Four men were found guilty for their roles in a terrorist conspiracy stemming from the 2016 murder of a Catholic priest in Normandy.
Father Jacques Hamel died after two attackers slit his throat in front of a group of hostages that included an elderly couple and two nuns in his church Saint-Etienne-du-Rouvray in Normandy, France. At least one other churchgoer was harmed in the attack which was claimed by the Islamic State.
Hamel was 85 at the time of the July 26, 2016 attack.
Police later killed the teenage attackers, Abdel Malik Petitjean and Adel Kermiche, as they left the church. Petitjean and Kermiche claimed in a video they were members of a terrorist organization.
The four men tried in a Parisian court were accused of having aided or encouraged the attack.
Only three of the defendants appeared in court. They argued that while they associated with Petitjean and Kermiche, they were not themselves terrorists. They also asked for forgiveness during the trial.
The judge ultimately ruled they were guilty of criminal association with terrorists.
Jean-Philippe Steven Jean-Louis, 25, was sentenced to 13 years in prison. He had traveled with Petitjean through Turkey to Syria in the weeks before the attack and shared his views on Islam on Telegram.
Fraid Khelil, a 36-year-old cousin of one of the attackers, knew of the planned attack and supported it, according to prosecutors. He was sentenced to 10 years in prison.
As part of his defense, Khelil made “an apparent effort to distance himself from the religious extremists” and “testified at the trial that he is bisexual, non-religious and spent his time drinking alcohol and smoking cannabis,” per AP News.
Yassine Sebaihia, 27, was sentenced to eight years in prison. He had visited Kermiche two days before the attack and was aware of his plans. Prosecutors said he has been seeking “religious lessons” from the attacker.
The only defendant who did not appear in court was Rachid Kassim. Kassim was sentenced to life in prison for his role as an Islamic State recruiter and for using social media to encourage the attack on Father Hamel.

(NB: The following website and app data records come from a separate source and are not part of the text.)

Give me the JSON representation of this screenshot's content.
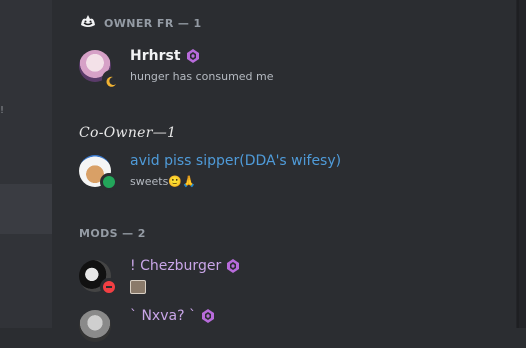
{
  "left_fragment": "!",
  "categories": {
    "owner": "OWNER FR — 1",
    "coowner": "Co-Owner—1",
    "mods": "MODS — 2"
  },
  "members": [
    {
      "name": "Hrhrst",
      "status": "hunger has consumed me",
      "name_color": "#f2f3f5",
      "status_dot": "idle"
    },
    {
      "name": "avid piss sipper(DDA's wifesy)",
      "status": "sweets🙂🙏",
      "name_color": "#4f9bd9",
      "status_dot": "online"
    },
    {
      "name": "! Chezburger",
      "status": "",
      "name_color": "#c9a6e8",
      "status_dot": "dnd"
    },
    {
      "name": "` Nxva? `",
      "status": "",
      "name_color": "#c9a6e8",
      "status_dot": "none"
    }
  ],
  "colors": {
    "boost": "#b86bdb",
    "online": "#23a55a",
    "idle": "#f0b232",
    "dnd": "#f23f43"
  }
}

The Frenchman had previously been sentenced to life in absentia in 2019 after he ordered a failed attack near the Notre Dame Cathedral. Kassim possibly died in 2017 in Iraq following a drone strike. His death has not been confirmed

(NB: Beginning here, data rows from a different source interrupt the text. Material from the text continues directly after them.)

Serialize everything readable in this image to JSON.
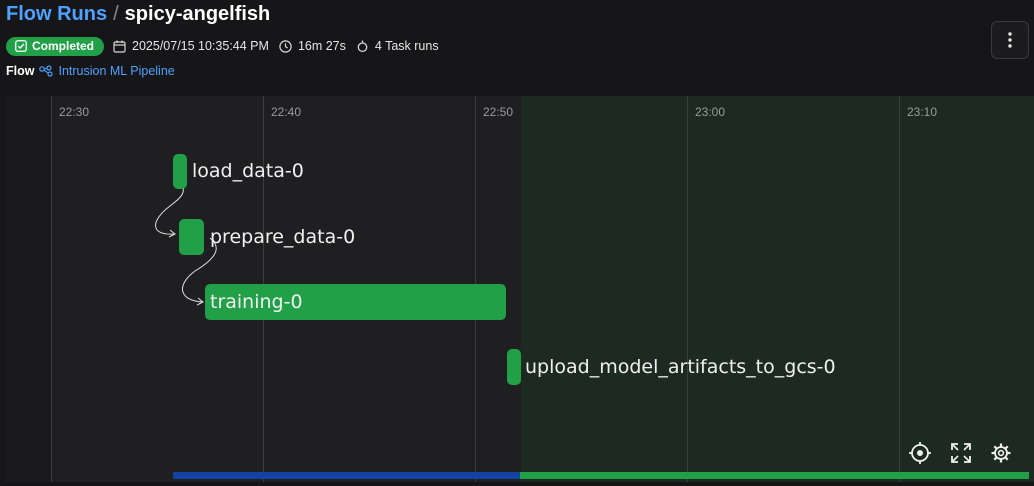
{
  "breadcrumb": {
    "parent": "Flow Runs",
    "separator": "/",
    "current": "spicy-angelfish"
  },
  "run": {
    "status": "Completed",
    "start_time": "2025/07/15 10:35:44 PM",
    "duration": "16m 27s",
    "task_runs": "4 Task runs"
  },
  "flow": {
    "label": "Flow",
    "name": "Intrusion ML Pipeline"
  },
  "timeline": {
    "ticks": [
      "22:30",
      "22:40",
      "22:50",
      "23:00",
      "23:10"
    ],
    "tasks": [
      {
        "name": "load_data-0"
      },
      {
        "name": "prepare_data-0"
      },
      {
        "name": "training-0"
      },
      {
        "name": "upload_model_artifacts_to_gcs-0"
      }
    ]
  },
  "colors": {
    "accent": "#4ea1ff",
    "success": "#22a048",
    "progress": "#1243a0"
  },
  "icons": [
    "calendar-icon",
    "clock-icon",
    "task-run-icon",
    "flow-icon",
    "more-vertical-icon",
    "recenter-icon",
    "fullscreen-icon",
    "settings-icon"
  ]
}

In an audio recording discovered by investigators, Kassim told the attackers, “Pounce on the infidels like a hungry lion pounces on its prey.”
In the days after the attack, witnesses testified the attackers yelled “Allahu Akbar” and forced Hamel to kneel.
“They forced him to his knees. He wanted to defend himself. And that’s when the tragedy happened,” testified one of the nuns, known as Sister Danielle, per Fox News.
In October 2016, Pope Francis granted the French catholic church permission to begin a sainthood investigation for Hamel. Typically the Vatican requires a waiting period of five years before it will authorize a sainthood investigation.
Hamel’s murder was just over a year and a half after the January 2015 jihadist attack at Charlie Hebdo, the satirical French newspaper, that left more than 25o people dead.
The Archbishop of Rouen released a statement saying the convictions were an act of justice and for the “good of society.”